The records »

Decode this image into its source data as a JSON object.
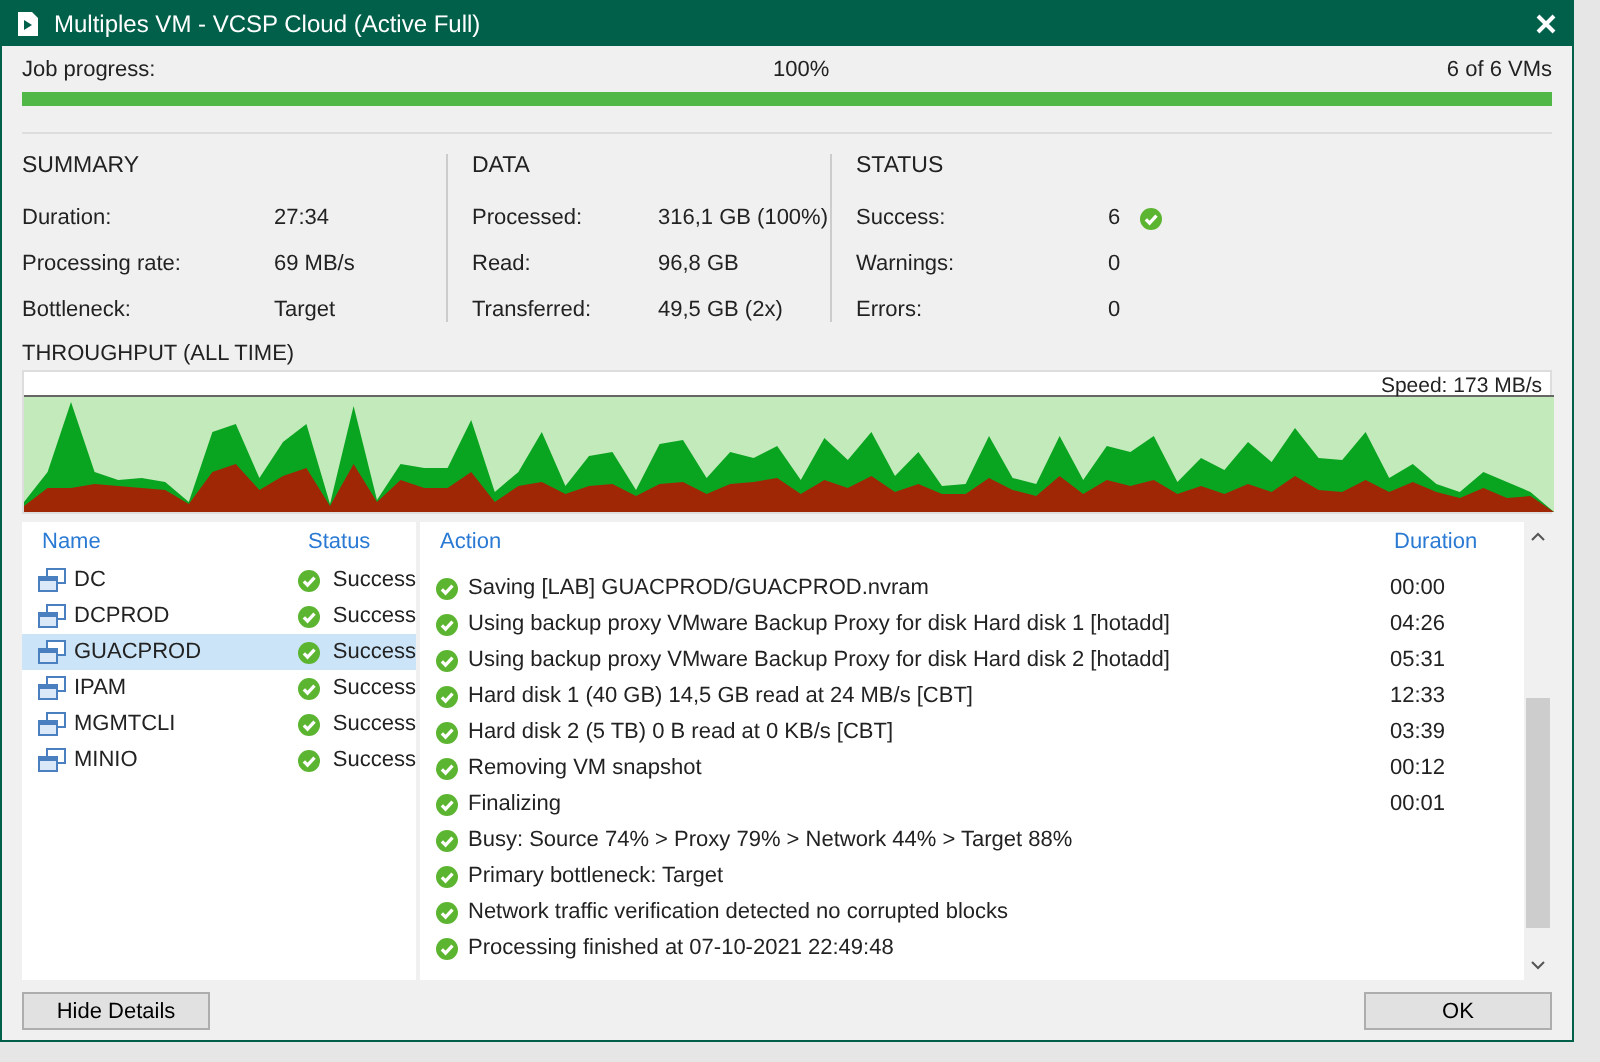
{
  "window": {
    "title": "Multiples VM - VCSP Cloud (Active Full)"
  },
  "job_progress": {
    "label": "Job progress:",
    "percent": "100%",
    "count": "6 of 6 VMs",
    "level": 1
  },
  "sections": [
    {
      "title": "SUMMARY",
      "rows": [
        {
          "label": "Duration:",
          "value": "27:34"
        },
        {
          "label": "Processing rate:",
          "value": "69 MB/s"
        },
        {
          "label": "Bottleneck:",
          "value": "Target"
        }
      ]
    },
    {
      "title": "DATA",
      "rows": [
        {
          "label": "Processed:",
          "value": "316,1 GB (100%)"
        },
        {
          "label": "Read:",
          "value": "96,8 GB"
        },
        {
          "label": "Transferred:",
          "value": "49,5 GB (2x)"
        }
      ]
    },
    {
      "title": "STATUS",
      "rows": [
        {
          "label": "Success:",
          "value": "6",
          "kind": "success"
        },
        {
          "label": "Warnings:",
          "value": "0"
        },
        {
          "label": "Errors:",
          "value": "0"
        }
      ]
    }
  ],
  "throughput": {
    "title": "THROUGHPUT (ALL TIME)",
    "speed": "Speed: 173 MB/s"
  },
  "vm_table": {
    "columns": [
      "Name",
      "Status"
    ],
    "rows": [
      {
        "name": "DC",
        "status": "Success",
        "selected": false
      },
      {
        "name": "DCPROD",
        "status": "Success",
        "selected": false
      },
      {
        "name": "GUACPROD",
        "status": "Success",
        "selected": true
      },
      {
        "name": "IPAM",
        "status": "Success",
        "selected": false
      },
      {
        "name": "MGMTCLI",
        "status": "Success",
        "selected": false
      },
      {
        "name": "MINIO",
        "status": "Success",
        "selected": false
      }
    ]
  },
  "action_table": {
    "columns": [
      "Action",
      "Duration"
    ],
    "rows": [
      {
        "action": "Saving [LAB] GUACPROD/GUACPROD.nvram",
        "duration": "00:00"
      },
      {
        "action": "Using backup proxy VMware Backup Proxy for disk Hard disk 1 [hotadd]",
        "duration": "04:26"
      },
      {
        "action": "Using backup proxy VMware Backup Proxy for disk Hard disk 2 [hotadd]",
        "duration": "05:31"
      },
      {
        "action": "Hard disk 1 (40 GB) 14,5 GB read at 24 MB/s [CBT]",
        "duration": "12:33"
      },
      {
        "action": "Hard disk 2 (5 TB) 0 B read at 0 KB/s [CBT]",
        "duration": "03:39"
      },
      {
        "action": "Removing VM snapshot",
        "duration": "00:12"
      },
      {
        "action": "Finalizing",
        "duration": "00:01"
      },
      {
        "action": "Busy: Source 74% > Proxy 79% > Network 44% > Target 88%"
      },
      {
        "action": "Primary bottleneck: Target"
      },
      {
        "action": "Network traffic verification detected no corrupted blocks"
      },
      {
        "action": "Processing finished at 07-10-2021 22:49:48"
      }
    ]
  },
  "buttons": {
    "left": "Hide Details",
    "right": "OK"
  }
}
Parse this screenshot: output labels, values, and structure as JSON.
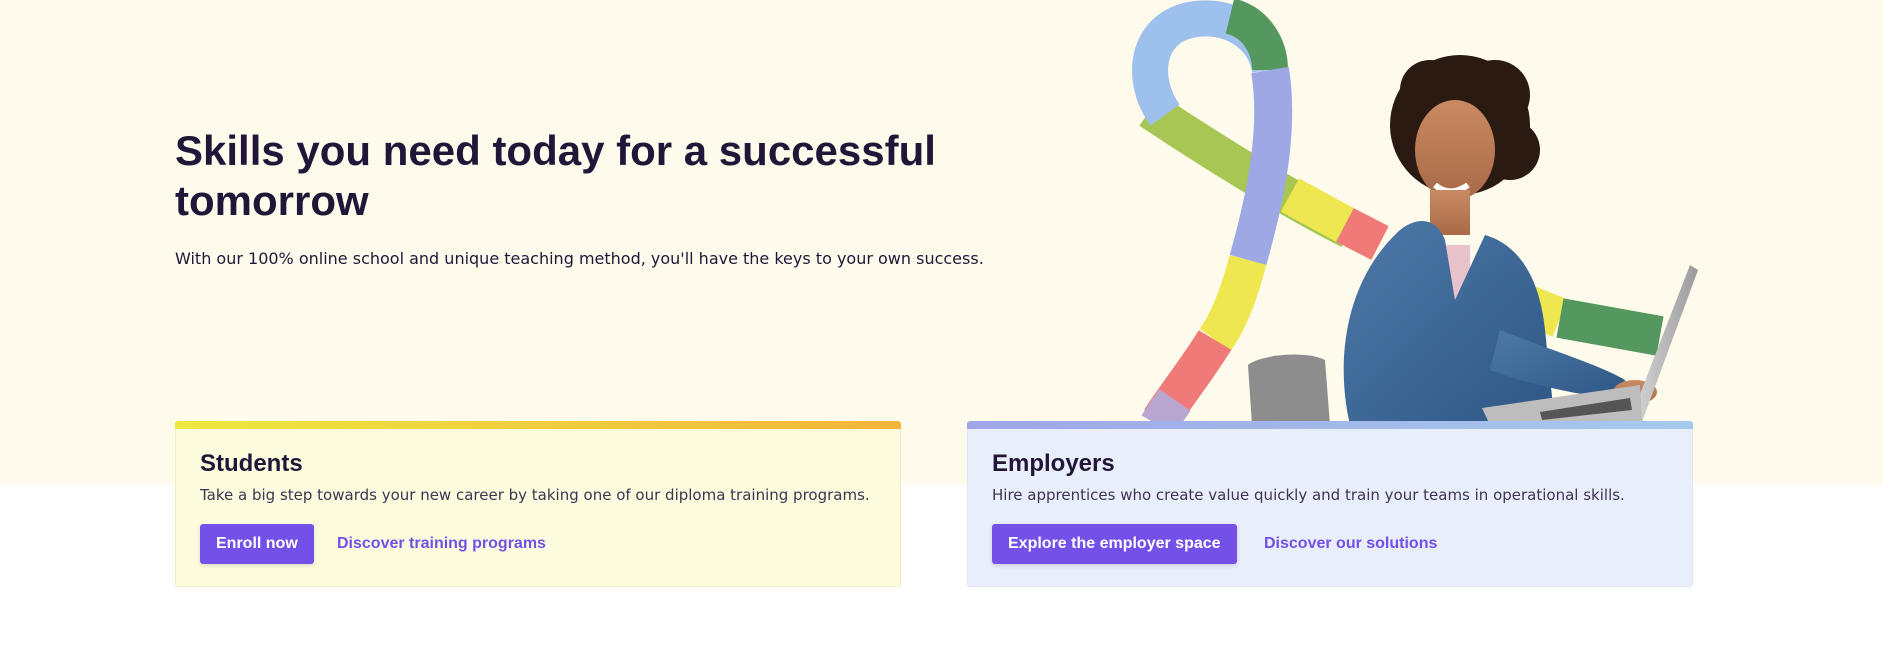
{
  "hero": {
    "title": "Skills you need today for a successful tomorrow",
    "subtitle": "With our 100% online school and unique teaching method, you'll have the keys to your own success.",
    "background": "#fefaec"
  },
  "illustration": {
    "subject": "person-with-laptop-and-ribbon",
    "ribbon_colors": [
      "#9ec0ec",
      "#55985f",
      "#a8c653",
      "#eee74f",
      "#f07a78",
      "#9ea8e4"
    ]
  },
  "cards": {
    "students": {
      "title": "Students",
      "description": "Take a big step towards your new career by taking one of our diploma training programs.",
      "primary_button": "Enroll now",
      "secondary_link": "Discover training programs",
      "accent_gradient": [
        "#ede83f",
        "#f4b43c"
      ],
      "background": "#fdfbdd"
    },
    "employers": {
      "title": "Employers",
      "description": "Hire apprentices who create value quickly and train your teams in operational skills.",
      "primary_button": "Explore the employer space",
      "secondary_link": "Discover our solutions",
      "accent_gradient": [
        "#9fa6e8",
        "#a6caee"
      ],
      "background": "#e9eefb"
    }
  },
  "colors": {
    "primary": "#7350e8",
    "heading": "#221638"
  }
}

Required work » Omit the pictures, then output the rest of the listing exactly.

Expected output »
Decode this image into its source data as a JSON object.
{
  "window": {
    "title": "Multiples VM - VCSP Cloud (Active Full)"
  },
  "job_progress": {
    "label": "Job progress:",
    "percent": "100%",
    "count": "6 of 6 VMs",
    "level": 1
  },
  "sections": [
    {
      "title": "SUMMARY",
      "rows": [
        {
          "label": "Duration:",
          "value": "27:34"
        },
        {
          "label": "Processing rate:",
          "value": "69 MB/s"
        },
        {
          "label": "Bottleneck:",
          "value": "Target"
        }
      ]
    },
    {
      "title": "DATA",
      "rows": [
        {
          "label": "Processed:",
          "value": "316,1 GB (100%)"
        },
        {
          "label": "Read:",
          "value": "96,8 GB"
        },
        {
          "label": "Transferred:",
          "value": "49,5 GB (2x)"
        }
      ]
    },
    {
      "title": "STATUS",
      "rows": [
        {
          "label": "Success:",
          "value": "6",
          "kind": "success"
        },
        {
          "label": "Warnings:",
          "value": "0"
        },
        {
          "label": "Errors:",
          "value": "0"
        }
      ]
    }
  ],
  "throughput": {
    "title": "THROUGHPUT (ALL TIME)",
    "speed": "Speed: 173 MB/s"
  },
  "vm_table": {
    "columns": [
      "Name",
      "Status"
    ],
    "rows": [
      {
        "name": "DC",
        "status": "Success",
        "selected": false
      },
      {
        "name": "DCPROD",
        "status": "Success",
        "selected": false
      },
      {
        "name": "GUACPROD",
        "status": "Success",
        "selected": true
      },
      {
        "name": "IPAM",
        "status": "Success",
        "selected": false
      },
      {
        "name": "MGMTCLI",
        "status": "Success",
        "selected": false
      },
      {
        "name": "MINIO",
        "status": "Success",
        "selected": false
      }
    ]
  },
  "action_table": {
    "columns": [
      "Action",
      "Duration"
    ],
    "rows": [
      {
        "action": "Saving [LAB] GUACPROD/GUACPROD.nvram",
        "duration": "00:00"
      },
      {
        "action": "Using backup proxy VMware Backup Proxy for disk Hard disk 1 [hotadd]",
        "duration": "04:26"
      },
      {
        "action": "Using backup proxy VMware Backup Proxy for disk Hard disk 2 [hotadd]",
        "duration": "05:31"
      },
      {
        "action": "Hard disk 1 (40 GB) 14,5 GB read at 24 MB/s [CBT]",
        "duration": "12:33"
      },
      {
        "action": "Hard disk 2 (5 TB) 0 B read at 0 KB/s [CBT]",
        "duration": "03:39"
      },
      {
        "action": "Removing VM snapshot",
        "duration": "00:12"
      },
      {
        "action": "Finalizing",
        "duration": "00:01"
      },
      {
        "action": "Busy: Source 74% > Proxy 79% > Network 44% > Target 88%"
      },
      {
        "action": "Primary bottleneck: Target"
      },
      {
        "action": "Network traffic verification detected no corrupted blocks"
      },
      {
        "action": "Processing finished at 07-10-2021 22:49:48"
      }
    ]
  },
  "buttons": {
    "left": "Hide Details",
    "right": "OK"
  }
}
Parse this screenshot: output labels, values, and structure as JSON.
{
  "hero": {
    "title": "Skills you need today for a successful tomorrow",
    "subtitle": "With our 100% online school and unique teaching method, you'll have the keys to your own success.",
    "background": "#fefaec"
  },
  "illustration": {
    "subject": "person-with-laptop-and-ribbon",
    "ribbon_colors": [
      "#9ec0ec",
      "#55985f",
      "#a8c653",
      "#eee74f",
      "#f07a78",
      "#9ea8e4"
    ]
  },
  "cards": {
    "students": {
      "title": "Students",
      "description": "Take a big step towards your new career by taking one of our diploma training programs.",
      "primary_button": "Enroll now",
      "secondary_link": "Discover training programs",
      "accent_gradient": [
        "#ede83f",
        "#f4b43c"
      ],
      "background": "#fdfbdd"
    },
    "employers": {
      "title": "Employers",
      "description": "Hire apprentices who create value quickly and train your teams in operational skills.",
      "primary_button": "Explore the employer space",
      "secondary_link": "Discover our solutions",
      "accent_gradient": [
        "#9fa6e8",
        "#a6caee"
      ],
      "background": "#e9eefb"
    }
  },
  "colors": {
    "primary": "#7350e8",
    "heading": "#221638"
  }
}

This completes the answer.